The untamed Makalia Falls at the Lake Nakuru National Park’s extreme southern end is worth checking out if you love nature hiking and camping. The falls are at their best during the rains when they swell. You can camp at the nearby park campsite overnight.
Getting There And Around
Lake Nakuru National Park is 166 km (103 miles) northwest of Nairobi, about a 2-3-hour drive along the main A104 road. You can drive around the park in just three hours, and this is one of the few parks you can get around in a standard car (not 4×4). Many taxi drivers in Nakuru town know the park well and can take you around, and for an extra fee, you can hire an expert local Kenya safari guide. A trip to Lake Nakuru with a local safari operator is often combined with a stay at Lake Naivasha or included on a longer safari to the Masai Mara.
When To Go

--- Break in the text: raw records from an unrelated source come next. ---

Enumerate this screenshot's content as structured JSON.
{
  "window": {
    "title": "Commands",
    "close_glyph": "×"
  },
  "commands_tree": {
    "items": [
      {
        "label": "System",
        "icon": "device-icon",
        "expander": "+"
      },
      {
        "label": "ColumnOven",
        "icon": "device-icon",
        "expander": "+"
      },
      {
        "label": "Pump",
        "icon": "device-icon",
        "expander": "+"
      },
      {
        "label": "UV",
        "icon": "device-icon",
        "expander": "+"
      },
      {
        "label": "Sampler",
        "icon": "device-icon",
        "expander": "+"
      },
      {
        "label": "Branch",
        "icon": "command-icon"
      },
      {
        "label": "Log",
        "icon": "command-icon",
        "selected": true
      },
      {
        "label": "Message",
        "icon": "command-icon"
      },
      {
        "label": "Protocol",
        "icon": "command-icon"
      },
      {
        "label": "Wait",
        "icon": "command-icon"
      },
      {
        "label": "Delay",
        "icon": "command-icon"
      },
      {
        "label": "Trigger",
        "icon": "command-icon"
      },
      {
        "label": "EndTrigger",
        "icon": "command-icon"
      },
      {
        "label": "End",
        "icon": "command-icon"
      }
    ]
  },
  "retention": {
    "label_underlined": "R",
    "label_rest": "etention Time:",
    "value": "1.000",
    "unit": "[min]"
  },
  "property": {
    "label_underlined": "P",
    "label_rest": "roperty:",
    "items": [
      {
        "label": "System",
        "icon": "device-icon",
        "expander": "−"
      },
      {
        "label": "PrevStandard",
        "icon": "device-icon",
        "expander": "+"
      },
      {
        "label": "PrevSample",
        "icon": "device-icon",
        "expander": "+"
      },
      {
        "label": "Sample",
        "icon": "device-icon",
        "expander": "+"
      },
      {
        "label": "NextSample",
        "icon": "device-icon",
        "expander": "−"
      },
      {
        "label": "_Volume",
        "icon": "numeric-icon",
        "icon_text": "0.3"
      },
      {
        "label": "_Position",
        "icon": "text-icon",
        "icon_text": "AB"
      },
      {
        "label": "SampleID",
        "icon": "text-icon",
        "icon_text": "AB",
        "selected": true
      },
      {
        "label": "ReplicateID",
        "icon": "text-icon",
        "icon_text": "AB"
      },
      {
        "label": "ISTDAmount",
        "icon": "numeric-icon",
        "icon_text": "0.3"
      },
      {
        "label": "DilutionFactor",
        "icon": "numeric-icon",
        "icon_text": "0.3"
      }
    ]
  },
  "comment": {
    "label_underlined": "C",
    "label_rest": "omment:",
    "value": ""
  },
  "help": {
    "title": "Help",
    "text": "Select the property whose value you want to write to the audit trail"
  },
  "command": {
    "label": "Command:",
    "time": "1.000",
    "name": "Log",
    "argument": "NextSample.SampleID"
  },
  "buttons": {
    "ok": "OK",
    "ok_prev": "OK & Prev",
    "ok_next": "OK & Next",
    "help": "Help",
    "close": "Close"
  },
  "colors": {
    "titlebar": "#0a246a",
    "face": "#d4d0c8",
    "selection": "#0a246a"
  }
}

Lake Nakuru is good all year round, though the rains might interfere with your vacation during the main Wet season of March, April, and May. However, June to March, where there’s little rain, is the best season for a relaxed vacation around Lake Nakuru. Although there is excellent birdlife at Lake Nakuru, conditions in recent years have become unfriendly for the colorful pink flamingos, which used to be a prime attraction here. As a result, the flamingos have moved to other lakes in the Rift Valley but not entirely.
- Stunning Rift Valley scenery: Kenya’s most Scenically beautiful national park with a large, shallow lake supporting excellent birdlife, including big flocks of pelicans and variable flocks of flamingos
- Varied habitats support an excellent range of wildlife, including leopards, lions, black and white rhino, big herds of buffalo, endangered Rothschild’s giraffe, waterbuck, and eland.
- Easy access between Nairobi, Masai Mara, Samburu, and Mount Kenya
Tailored Kenya Safaris
WHERE TO STAY
Lake Nakuru Sopa Lodge
Price from $150
If you’d like to do an overnight in Lake Nakuru National Park, this smart mid-range Sopa lodge is a good choice, thanks to its commanding position high up on a ridge in the quiet western area. You get amazing lake views from the rooms, easy game-viewing drives, and wheelchair-friendly. However, the swimming pool is not heated, and it can be too cold to swim in, and room rates don’t include park fees.
Lake Nakuru Lodge
Price from $142
For a group safari in Lake Nakuru National Park, this Lake Nakuru Lodge is a perfect choice. The lodge inside the park offers comfortable stays with rooms to accommodate up to 120 people. You get fantastic lake views from the rooms, easy game-viewing drives, great meals, and it’s suitable for the family. However, it’s not a better choice for privacy, for it can get crowdy during peak season. Room rates don’t include park fees.
Price from $280
Mbweha Camp is a mid-range accommodation that offers ten hut-like stone cottages. Set within a 6,400-acre private Congreve Conservancy on the southern edge of the park, the tranquil ambiance of the camp is precisely what off-the-beaten-track adventurers crave, especially photographers and wildlife documentaries filmmakers. It’s also great for solo and family vacation.